- _ASSIGNED TASK_:
Go through the records and report each line holding the string "distance".

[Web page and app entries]
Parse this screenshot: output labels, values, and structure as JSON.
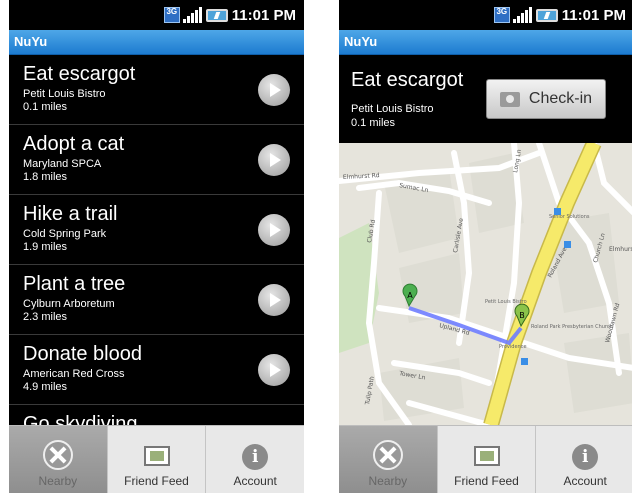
{
  "status": {
    "network": "3G",
    "time": "11:01 PM"
  },
  "app": {
    "title": "NuYu"
  },
  "list": [
    {
      "title": "Eat escargot",
      "place": "Petit Louis Bistro",
      "distance": "0.1 miles"
    },
    {
      "title": "Adopt a cat",
      "place": "Maryland SPCA",
      "distance": "1.8 miles"
    },
    {
      "title": "Hike a trail",
      "place": "Cold Spring Park",
      "distance": "1.9 miles"
    },
    {
      "title": "Plant a tree",
      "place": "Cylburn Arboretum",
      "distance": "2.3 miles"
    },
    {
      "title": "Donate blood",
      "place": "American Red Cross",
      "distance": "4.9 miles"
    },
    {
      "title": "Go skydiving"
    }
  ],
  "tabs": [
    {
      "label": "Nearby",
      "icon": "compass-icon",
      "active": true
    },
    {
      "label": "Friend Feed",
      "icon": "picture-icon",
      "active": false
    },
    {
      "label": "Account",
      "icon": "info-icon",
      "active": false
    }
  ],
  "detail": {
    "title": "Eat escargot",
    "place": "Petit Louis Bistro",
    "distance": "0.1 miles",
    "checkin_label": "Check-in"
  },
  "map": {
    "streets": [
      "Elmhurst Rd",
      "Sumac Ln",
      "Club Rd",
      "Carlisle Ave",
      "Long Ln",
      "Roland Ave",
      "Upland Rd",
      "Tower Ln",
      "Tulip Path",
      "Church Ln",
      "Woodlawn Rd",
      "Elmhurst"
    ],
    "places": [
      "Petit Louis Bistro",
      "Roland Park Presbyterian Church",
      "Senior Solutions",
      "Providence"
    ],
    "markers": [
      "A",
      "B"
    ],
    "colors": {
      "route": "#6f7dff",
      "highway": "#f6ea6a",
      "park": "#cfe3bf",
      "block": "#e0dfd6"
    }
  },
  "colors": {
    "titlebar": "#2f8fde",
    "active_tab": "#9a9a9a"
  }
}
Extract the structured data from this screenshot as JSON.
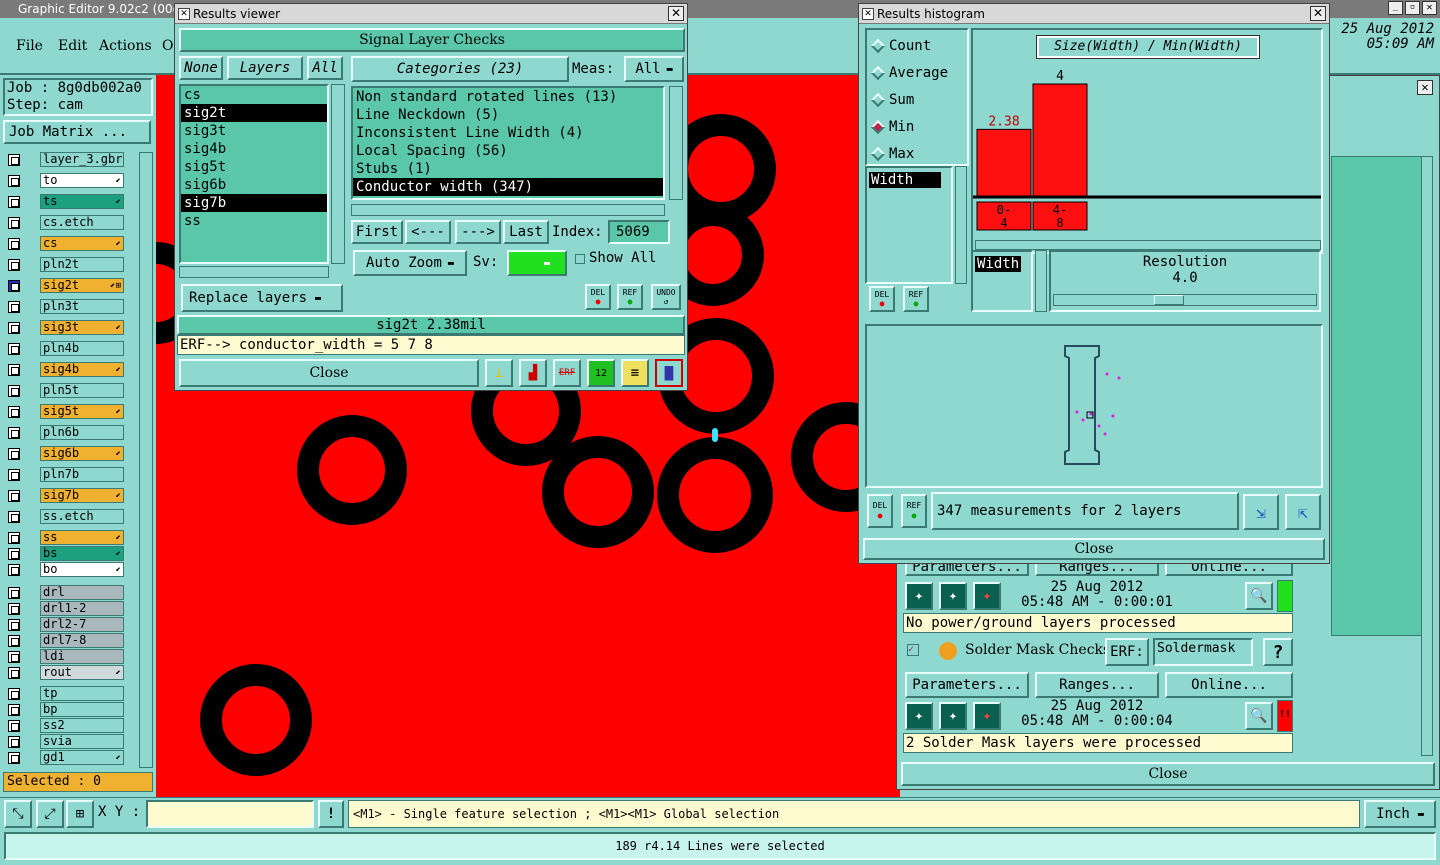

- _SOLUTION TO THIS EXERCISE_:
      "distance": "0.1 miles"
      "distance": "1.8 miles"
      "distance": "1.9 miles"
      "distance": "2.3 miles"
      "distance": "4.9 miles"
    "distance": "0.1 miles",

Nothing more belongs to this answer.